▸ **Your instructions**
Line by line, reproduce the records exactly.

▸ **Given records**
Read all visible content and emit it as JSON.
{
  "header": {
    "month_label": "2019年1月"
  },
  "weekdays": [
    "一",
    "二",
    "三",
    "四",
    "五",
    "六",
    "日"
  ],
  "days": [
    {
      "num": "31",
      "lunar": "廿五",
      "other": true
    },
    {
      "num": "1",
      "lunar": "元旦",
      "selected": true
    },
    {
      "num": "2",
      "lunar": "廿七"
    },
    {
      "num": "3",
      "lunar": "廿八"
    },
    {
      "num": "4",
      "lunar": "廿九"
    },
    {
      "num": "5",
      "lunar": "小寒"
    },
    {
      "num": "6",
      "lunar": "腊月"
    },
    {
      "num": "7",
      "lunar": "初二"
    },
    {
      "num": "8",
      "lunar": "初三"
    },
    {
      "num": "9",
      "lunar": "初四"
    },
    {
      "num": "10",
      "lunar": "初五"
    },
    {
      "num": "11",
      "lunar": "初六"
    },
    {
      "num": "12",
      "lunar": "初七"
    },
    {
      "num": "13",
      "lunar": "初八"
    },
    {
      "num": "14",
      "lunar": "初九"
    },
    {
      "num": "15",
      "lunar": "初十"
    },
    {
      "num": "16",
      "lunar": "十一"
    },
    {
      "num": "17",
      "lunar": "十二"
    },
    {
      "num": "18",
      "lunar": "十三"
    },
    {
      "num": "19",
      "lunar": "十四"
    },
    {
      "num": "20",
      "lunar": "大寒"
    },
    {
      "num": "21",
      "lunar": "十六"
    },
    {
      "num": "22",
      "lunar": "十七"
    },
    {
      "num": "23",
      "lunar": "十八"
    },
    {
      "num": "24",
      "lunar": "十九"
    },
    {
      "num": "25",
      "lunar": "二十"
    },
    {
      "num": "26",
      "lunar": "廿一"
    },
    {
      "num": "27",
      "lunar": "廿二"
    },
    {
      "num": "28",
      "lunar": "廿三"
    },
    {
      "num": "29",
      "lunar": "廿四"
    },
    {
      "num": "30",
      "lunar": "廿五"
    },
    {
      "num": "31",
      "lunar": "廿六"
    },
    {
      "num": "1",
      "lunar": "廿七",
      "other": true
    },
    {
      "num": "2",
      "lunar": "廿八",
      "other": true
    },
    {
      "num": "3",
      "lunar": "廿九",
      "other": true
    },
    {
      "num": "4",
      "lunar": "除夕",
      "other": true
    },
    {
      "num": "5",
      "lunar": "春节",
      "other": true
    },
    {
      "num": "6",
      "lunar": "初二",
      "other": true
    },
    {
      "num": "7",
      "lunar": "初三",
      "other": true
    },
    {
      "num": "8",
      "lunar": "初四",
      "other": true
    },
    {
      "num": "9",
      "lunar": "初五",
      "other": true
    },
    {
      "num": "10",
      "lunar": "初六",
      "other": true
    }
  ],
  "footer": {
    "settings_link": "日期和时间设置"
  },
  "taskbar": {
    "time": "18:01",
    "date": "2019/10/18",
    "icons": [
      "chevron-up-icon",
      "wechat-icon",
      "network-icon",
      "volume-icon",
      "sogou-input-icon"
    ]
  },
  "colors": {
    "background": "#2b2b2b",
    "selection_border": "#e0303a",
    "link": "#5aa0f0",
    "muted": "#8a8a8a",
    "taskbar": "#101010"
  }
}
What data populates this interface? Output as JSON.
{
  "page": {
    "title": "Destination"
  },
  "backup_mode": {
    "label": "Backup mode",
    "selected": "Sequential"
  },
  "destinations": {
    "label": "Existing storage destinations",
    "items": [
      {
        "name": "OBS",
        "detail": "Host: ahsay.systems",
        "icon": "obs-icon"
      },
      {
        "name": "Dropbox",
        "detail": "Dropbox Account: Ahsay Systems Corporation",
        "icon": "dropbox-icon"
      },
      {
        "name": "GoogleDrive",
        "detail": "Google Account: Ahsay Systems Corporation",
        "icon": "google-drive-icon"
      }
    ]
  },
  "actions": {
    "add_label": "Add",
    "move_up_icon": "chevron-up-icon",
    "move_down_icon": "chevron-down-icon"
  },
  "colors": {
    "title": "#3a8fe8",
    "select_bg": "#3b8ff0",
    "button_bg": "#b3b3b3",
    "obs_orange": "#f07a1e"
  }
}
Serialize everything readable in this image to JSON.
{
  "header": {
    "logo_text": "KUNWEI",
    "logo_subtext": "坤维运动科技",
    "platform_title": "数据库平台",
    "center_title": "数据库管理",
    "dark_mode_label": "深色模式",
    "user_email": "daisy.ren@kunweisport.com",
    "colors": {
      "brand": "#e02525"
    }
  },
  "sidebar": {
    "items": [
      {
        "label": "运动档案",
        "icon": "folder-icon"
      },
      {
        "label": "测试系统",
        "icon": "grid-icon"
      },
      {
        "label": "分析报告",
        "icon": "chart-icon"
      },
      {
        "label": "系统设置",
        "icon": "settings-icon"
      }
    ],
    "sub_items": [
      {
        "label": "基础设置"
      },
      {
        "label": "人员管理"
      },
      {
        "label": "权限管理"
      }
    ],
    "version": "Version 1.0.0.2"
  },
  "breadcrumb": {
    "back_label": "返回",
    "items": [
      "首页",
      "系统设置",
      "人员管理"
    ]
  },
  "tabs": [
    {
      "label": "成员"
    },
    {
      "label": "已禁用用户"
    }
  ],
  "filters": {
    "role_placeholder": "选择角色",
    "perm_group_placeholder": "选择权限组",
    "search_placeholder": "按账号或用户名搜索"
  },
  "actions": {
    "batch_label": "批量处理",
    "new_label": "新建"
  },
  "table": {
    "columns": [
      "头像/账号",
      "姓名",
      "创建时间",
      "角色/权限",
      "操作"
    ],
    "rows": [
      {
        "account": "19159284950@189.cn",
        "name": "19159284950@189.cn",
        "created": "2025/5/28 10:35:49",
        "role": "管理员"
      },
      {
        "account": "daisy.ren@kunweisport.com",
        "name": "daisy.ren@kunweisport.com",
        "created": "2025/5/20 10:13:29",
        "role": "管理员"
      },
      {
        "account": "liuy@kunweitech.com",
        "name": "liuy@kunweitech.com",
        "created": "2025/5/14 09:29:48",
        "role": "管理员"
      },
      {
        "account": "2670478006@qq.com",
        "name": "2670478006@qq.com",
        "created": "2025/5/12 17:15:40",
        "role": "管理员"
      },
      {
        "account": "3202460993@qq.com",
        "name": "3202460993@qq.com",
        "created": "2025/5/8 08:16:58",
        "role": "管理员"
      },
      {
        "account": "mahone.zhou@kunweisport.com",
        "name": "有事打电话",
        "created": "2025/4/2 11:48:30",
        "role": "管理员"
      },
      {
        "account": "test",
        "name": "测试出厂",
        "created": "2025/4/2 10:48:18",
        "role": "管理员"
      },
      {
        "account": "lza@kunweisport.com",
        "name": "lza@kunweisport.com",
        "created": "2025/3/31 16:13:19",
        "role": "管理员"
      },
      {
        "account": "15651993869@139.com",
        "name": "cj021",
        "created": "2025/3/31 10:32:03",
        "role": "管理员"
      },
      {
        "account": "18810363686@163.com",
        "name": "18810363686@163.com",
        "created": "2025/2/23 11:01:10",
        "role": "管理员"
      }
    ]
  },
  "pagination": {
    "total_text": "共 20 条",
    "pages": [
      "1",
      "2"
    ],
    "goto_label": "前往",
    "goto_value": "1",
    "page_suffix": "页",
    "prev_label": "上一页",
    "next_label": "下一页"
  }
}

▸ **The answer**
Read all visible content and emit it as JSON.
{
  "header": {
    "month_label": "2019年1月"
  },
  "weekdays": [
    "一",
    "二",
    "三",
    "四",
    "五",
    "六",
    "日"
  ],
  "days": [
    {
      "num": "31",
      "lunar": "廿五",
      "other": true
    },
    {
      "num": "1",
      "lunar": "元旦",
      "selected": true
    },
    {
      "num": "2",
      "lunar": "廿七"
    },
    {
      "num": "3",
      "lunar": "廿八"
    },
    {
      "num": "4",
      "lunar": "廿九"
    },
    {
      "num": "5",
      "lunar": "小寒"
    },
    {
      "num": "6",
      "lunar": "腊月"
    },
    {
      "num": "7",
      "lunar": "初二"
    },
    {
      "num": "8",
      "lunar": "初三"
    },
    {
      "num": "9",
      "lunar": "初四"
    },
    {
      "num": "10",
      "lunar": "初五"
    },
    {
      "num": "11",
      "lunar": "初六"
    },
    {
      "num": "12",
      "lunar": "初七"
    },
    {
      "num": "13",
      "lunar": "初八"
    },
    {
      "num": "14",
      "lunar": "初九"
    },
    {
      "num": "15",
      "lunar": "初十"
    },
    {
      "num": "16",
      "lunar": "十一"
    },
    {
      "num": "17",
      "lunar": "十二"
    },
    {
      "num": "18",
      "lunar": "十三"
    },
    {
      "num": "19",
      "lunar": "十四"
    },
    {
      "num": "20",
      "lunar": "大寒"
    },
    {
      "num": "21",
      "lunar": "十六"
    },
    {
      "num": "22",
      "lunar": "十七"
    },
    {
      "num": "23",
      "lunar": "十八"
    },
    {
      "num": "24",
      "lunar": "十九"
    },
    {
      "num": "25",
      "lunar": "二十"
    },
    {
      "num": "26",
      "lunar": "廿一"
    },
    {
      "num": "27",
      "lunar": "廿二"
    },
    {
      "num": "28",
      "lunar": "廿三"
    },
    {
      "num": "29",
      "lunar": "廿四"
    },
    {
      "num": "30",
      "lunar": "廿五"
    },
    {
      "num": "31",
      "lunar": "廿六"
    },
    {
      "num": "1",
      "lunar": "廿七",
      "other": true
    },
    {
      "num": "2",
      "lunar": "廿八",
      "other": true
    },
    {
      "num": "3",
      "lunar": "廿九",
      "other": true
    },
    {
      "num": "4",
      "lunar": "除夕",
      "other": true
    },
    {
      "num": "5",
      "lunar": "春节",
      "other": true
    },
    {
      "num": "6",
      "lunar": "初二",
      "other": true
    },
    {
      "num": "7",
      "lunar": "初三",
      "other": true
    },
    {
      "num": "8",
      "lunar": "初四",
      "other": true
    },
    {
      "num": "9",
      "lunar": "初五",
      "other": true
    },
    {
      "num": "10",
      "lunar": "初六",
      "other": true
    }
  ],
  "footer": {
    "settings_link": "日期和时间设置"
  },
  "taskbar": {
    "time": "18:01",
    "date": "2019/10/18",
    "icons": [
      "chevron-up-icon",
      "wechat-icon",
      "network-icon",
      "volume-icon",
      "sogou-input-icon"
    ]
  },
  "colors": {
    "background": "#2b2b2b",
    "selection_border": "#e0303a",
    "link": "#5aa0f0",
    "muted": "#8a8a8a",
    "taskbar": "#101010"
  }
}
What data populates this interface? Output as JSON.
{
  "page": {
    "title": "Destination"
  },
  "backup_mode": {
    "label": "Backup mode",
    "selected": "Sequential"
  },
  "destinations": {
    "label": "Existing storage destinations",
    "items": [
      {
        "name": "OBS",
        "detail": "Host: ahsay.systems",
        "icon": "obs-icon"
      },
      {
        "name": "Dropbox",
        "detail": "Dropbox Account: Ahsay Systems Corporation",
        "icon": "dropbox-icon"
      },
      {
        "name": "GoogleDrive",
        "detail": "Google Account: Ahsay Systems Corporation",
        "icon": "google-drive-icon"
      }
    ]
  },
  "actions": {
    "add_label": "Add",
    "move_up_icon": "chevron-up-icon",
    "move_down_icon": "chevron-down-icon"
  },
  "colors": {
    "title": "#3a8fe8",
    "select_bg": "#3b8ff0",
    "button_bg": "#b3b3b3",
    "obs_orange": "#f07a1e"
  }
}
Serialize everything readable in this image to JSON.
{
  "header": {
    "logo_text": "KUNWEI",
    "logo_subtext": "坤维运动科技",
    "platform_title": "数据库平台",
    "center_title": "数据库管理",
    "dark_mode_label": "深色模式",
    "user_email": "daisy.ren@kunweisport.com",
    "colors": {
      "brand": "#e02525"
    }
  },
  "sidebar": {
    "items": [
      {
        "label": "运动档案",
        "icon": "folder-icon"
      },
      {
        "label": "测试系统",
        "icon": "grid-icon"
      },
      {
        "label": "分析报告",
        "icon": "chart-icon"
      },
      {
        "label": "系统设置",
        "icon": "settings-icon"
      }
    ],
    "sub_items": [
      {
        "label": "基础设置"
      },
      {
        "label": "人员管理"
      },
      {
        "label": "权限管理"
      }
    ],
    "version": "Version 1.0.0.2"
  },
  "breadcrumb": {
    "back_label": "返回",
    "items": [
      "首页",
      "系统设置",
      "人员管理"
    ]
  },
  "tabs": [
    {
      "label": "成员"
    },
    {
      "label": "已禁用用户"
    }
  ],
  "filters": {
    "role_placeholder": "选择角色",
    "perm_group_placeholder": "选择权限组",
    "search_placeholder": "按账号或用户名搜索"
  },
  "actions": {
    "batch_label": "批量处理",
    "new_label": "新建"
  },
  "table": {
    "columns": [
      "头像/账号",
      "姓名",
      "创建时间",
      "角色/权限",
      "操作"
    ],
    "rows": [
      {
        "account": "19159284950@189.cn",
        "name": "19159284950@189.cn",
        "created": "2025/5/28 10:35:49",
        "role": "管理员"
      },
      {
        "account": "daisy.ren@kunweisport.com",
        "name": "daisy.ren@kunweisport.com",
        "created": "2025/5/20 10:13:29",
        "role": "管理员"
      },
      {
        "account": "liuy@kunweitech.com",
        "name": "liuy@kunweitech.com",
        "created": "2025/5/14 09:29:48",
        "role": "管理员"
      },
      {
        "account": "2670478006@qq.com",
        "name": "2670478006@qq.com",
        "created": "2025/5/12 17:15:40",
        "role": "管理员"
      },
      {
        "account": "3202460993@qq.com",
        "name": "3202460993@qq.com",
        "created": "2025/5/8 08:16:58",
        "role": "管理员"
      },
      {
        "account": "mahone.zhou@kunweisport.com",
        "name": "有事打电话",
        "created": "2025/4/2 11:48:30",
        "role": "管理员"
      },
      {
        "account": "test",
        "name": "测试出厂",
        "created": "2025/4/2 10:48:18",
        "role": "管理员"
      },
      {
        "account": "lza@kunweisport.com",
        "name": "lza@kunweisport.com",
        "created": "2025/3/31 16:13:19",
        "role": "管理员"
      },
      {
        "account": "15651993869@139.com",
        "name": "cj021",
        "created": "2025/3/31 10:32:03",
        "role": "管理员"
      },
      {
        "account": "18810363686@163.com",
        "name": "18810363686@163.com",
        "created": "2025/2/23 11:01:10",
        "role": "管理员"
      }
    ]
  },
  "pagination": {
    "total_text": "共 20 条",
    "pages": [
      "1",
      "2"
    ],
    "goto_label": "前往",
    "goto_value": "1",
    "page_suffix": "页",
    "prev_label": "上一页",
    "next_label": "下一页"
  }
}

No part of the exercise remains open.